1. Noun. A United States dry unit equal to 0.5 quart or 33.6 cubic inches.
Lexicographical Neighbors of Dry Pint
Literary usage of Dry pint
Below you will find example usage of this term as found in modern and/or classical literature:
1. Federal Statutes Annotated: Containing All the Laws of the United States, of by United States, Edward Thompson Company (1918)
"(b) The dry pint shall contain thirty-three and six-tenths cubic inches. (c) The dry quart shall contain-sixty-seven and two-tenths cubic inches. [39 Stat. ..."
2. A Manual of Weights and Measures ... with Rules and Tables by Oscar Oldberg (1885)
"I Dry Quart=67.2 cubic inches, i dry pint=33.6 cubic inches. ... IO liters, i dry pint=o.55 liters. 192. The Winchester bushel and peck (used in the United ..."
3. Annual Report: Proceedings of the Annual Meeting of the Oregon State by Oregon State Horticultural Society (1915)
"... Oregon, for the purpose of establishing definite dimensions for berry boxes to contain the required US Standard dry quart and US Standard dry pint. ..."
4. Specifications, Tolerances, and Other Technical Requirements for Weighing ...edited by Henry V. Opperman, Tina G. Butcher edited by Henry V. Opperman, Tina G. Butcher (1995)
"5 When necessary to distinguish dry pint or quart from the liquid pint or quart, the word "dry"should be used in combination with the name or abbreviation ..."
5. New York Teachers' Monographs by Sidney Marsden Fuerst (1899)
"Repeat the experiment so far as the dry quart and the liquid quart are concerned and the difference between the capacities of the dry pint and quart and the ..."
6. Sealers' Manual Relative to Inspection, Testing and Sealing of Weighing and by Massachusetts Dept. of Standards, United States (1919)
"(6) The dry pint shall contain thirty-three and six-tenths cubic inches. (c) The dry quart shall contain sixty-seven and two-tenths cubic inches.
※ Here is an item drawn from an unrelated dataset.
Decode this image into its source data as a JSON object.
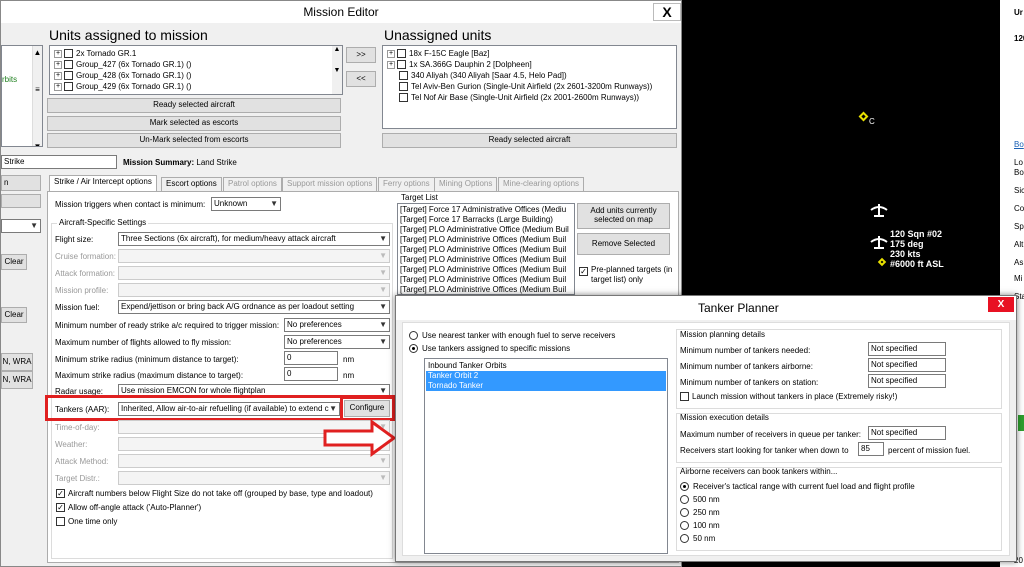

SEC. 3. ..."
7. Supplement to Second Edition of Kerr's Cyclopedic California Codes by James Manford Kerr (1922)
"(2) Standard berry baskets, dry pint containing an interior capacity of approximately thirty-three and six-tenths cubic inches and dry one-half pint ..."